## EXERCISE DESCRIPTION:
Find the lines in the listing below that have the word "also" and give their count, nothing else.

## RECORDS SHOWN:
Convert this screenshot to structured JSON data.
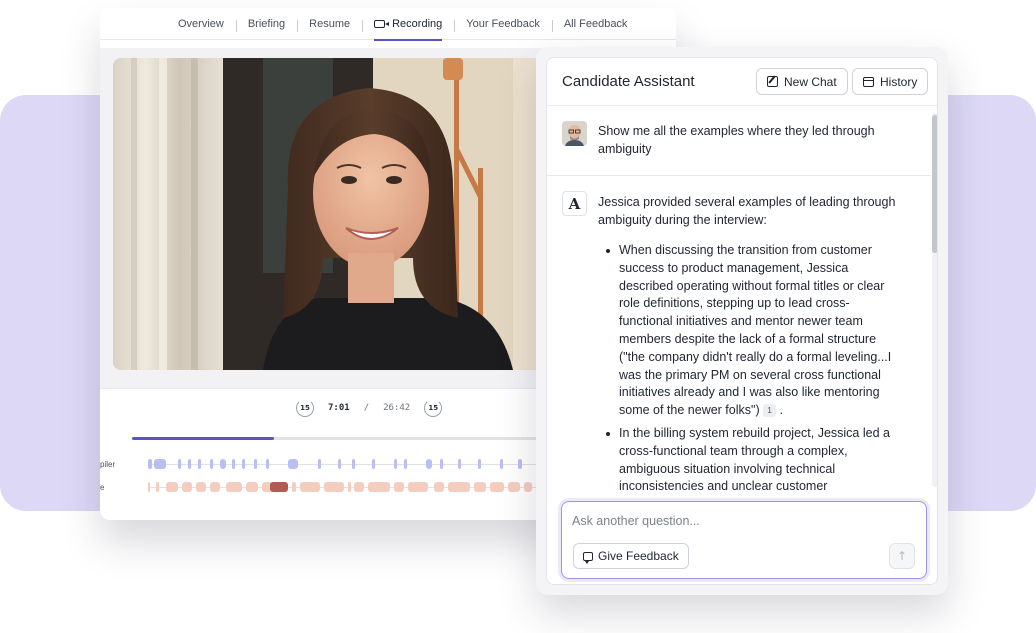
{
  "nav": {
    "tabs": [
      {
        "label": "Overview"
      },
      {
        "label": "Briefing"
      },
      {
        "label": "Resume"
      },
      {
        "label": "Recording"
      },
      {
        "label": "Your Feedback"
      },
      {
        "label": "All Feedback"
      }
    ],
    "active_tab": "Recording"
  },
  "player": {
    "skip_back": "15",
    "skip_forward": "15",
    "current_time": "7:01",
    "separator": "/",
    "total_time": "26:42",
    "progress_fraction": 0.284
  },
  "tracks": [
    {
      "label": "piler"
    },
    {
      "label": "e"
    }
  ],
  "assistant": {
    "title": "Candidate Assistant",
    "new_chat_label": "New Chat",
    "history_label": "History",
    "user_message": "Show me all the examples where they led through ambiguity",
    "ai_mark": "A",
    "ai_intro": "Jessica provided several examples of leading through ambiguity during the interview:",
    "bullets": [
      {
        "text": "When discussing the transition from customer success to product management, Jessica described operating without formal titles or clear role definitions, stepping up to lead cross-functional initiatives and mentor newer team members despite the lack of a formal structure (\"the company didn't really do a formal leveling...I was the primary PM on several cross functional initiatives already and I was also like mentoring some of the newer folks\")",
        "citation": "1",
        "tail": "."
      },
      {
        "text": "In the billing system rebuild project, Jessica led a cross-functional team through a complex, ambiguous situation involving technical inconsistencies and unclear customer",
        "citation": "",
        "tail": ""
      }
    ],
    "composer_placeholder": "Ask another question...",
    "feedback_label": "Give Feedback",
    "send_icon": "↑"
  },
  "colors": {
    "accent": "#5b52c9",
    "band": "#dcd8f6",
    "track_blue": "#b9bff0",
    "track_pink": "#f4cdbf",
    "track_dark": "#b45a52"
  }
}
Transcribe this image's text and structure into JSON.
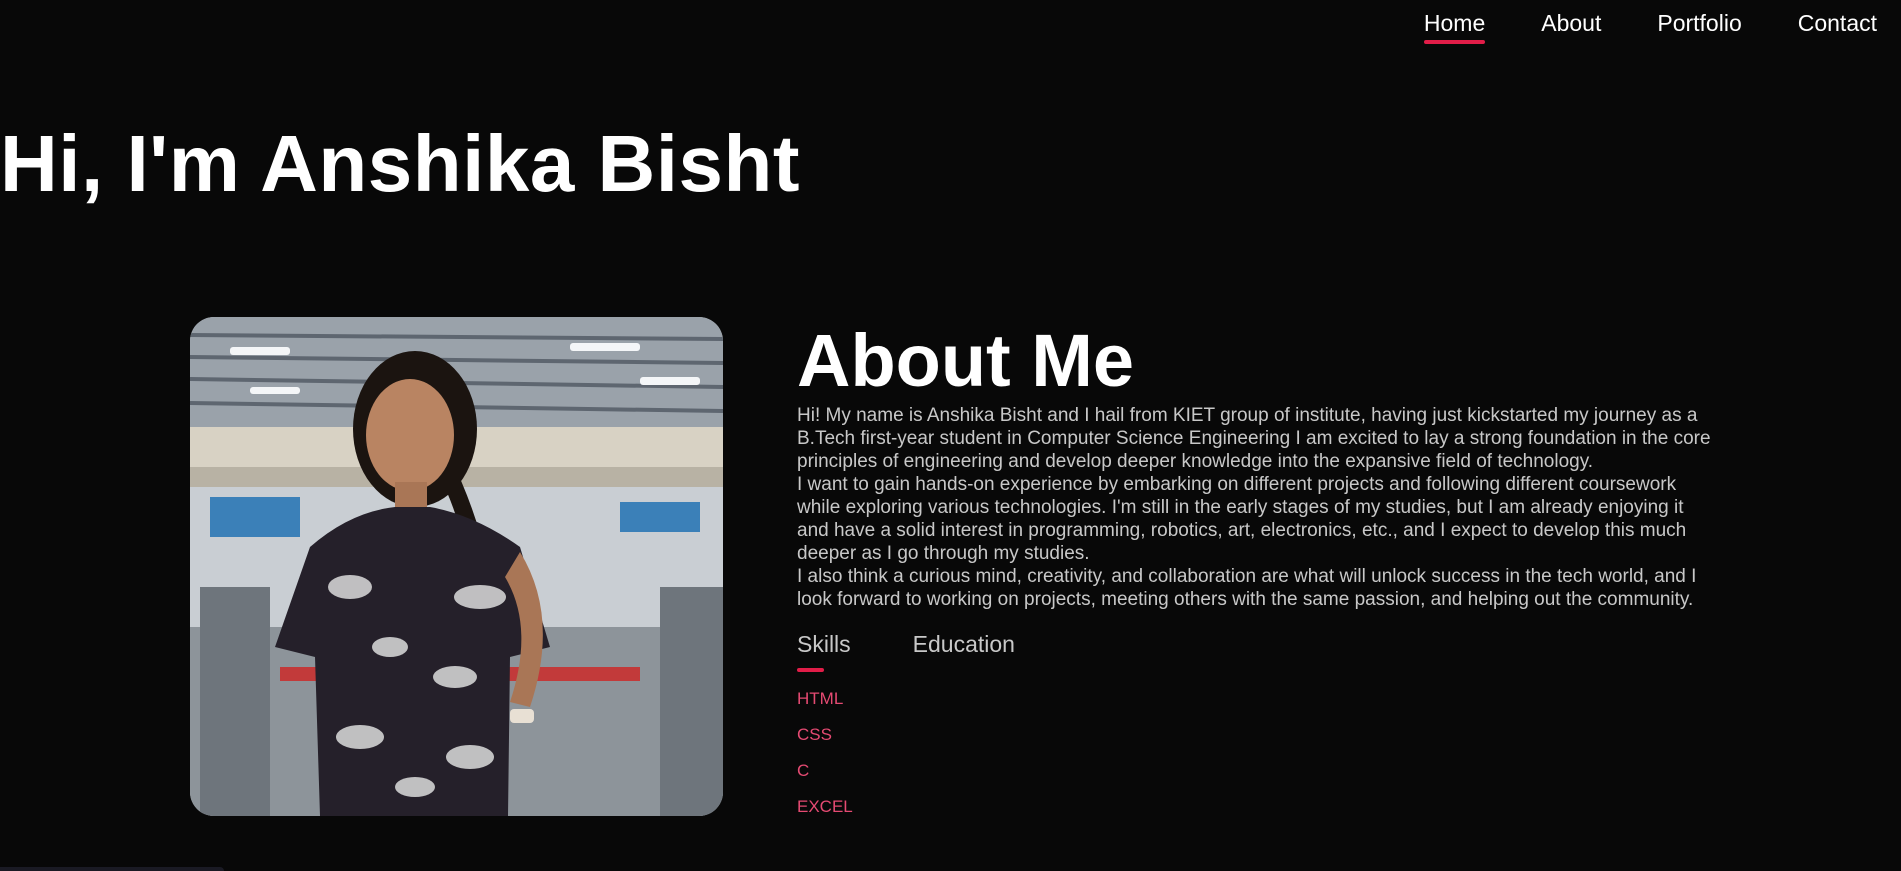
{
  "nav": {
    "items": [
      {
        "label": "Home",
        "active": true
      },
      {
        "label": "About",
        "active": false
      },
      {
        "label": "Portfolio",
        "active": false
      },
      {
        "label": "Contact",
        "active": false
      }
    ]
  },
  "hero": {
    "title": "Hi, I'm Anshika Bisht"
  },
  "about": {
    "heading": "About Me",
    "paragraphs": [
      "Hi! My name is Anshika Bisht and I hail from KIET group of institute, having just kickstarted my journey as a B.Tech first-year student in Computer Science Engineering I am excited to lay a strong foundation in the core principles of engineering and develop deeper knowledge into the expansive field of technology.",
      "I want to gain hands-on experience by embarking on different projects and following different coursework while exploring various technologies. I'm still in the early stages of my studies, but I am already enjoying it and have a solid interest in programming, robotics, art, electronics, etc., and I expect to develop this much deeper as I go through my studies.",
      "I also think a curious mind, creativity, and collaboration are what will unlock success in the tech world, and I look forward to working on projects, meeting others with the same passion, and helping out the community."
    ],
    "tabs": [
      {
        "label": "Skills",
        "active": true
      },
      {
        "label": "Education",
        "active": false
      }
    ],
    "skills": [
      "HTML",
      "CSS",
      "C",
      "EXCEL"
    ]
  },
  "colors": {
    "background": "#080808",
    "accent": "#e11d48",
    "skill_text": "#e54a72",
    "body_text": "#c8c8c8"
  }
}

## ANSWER:
2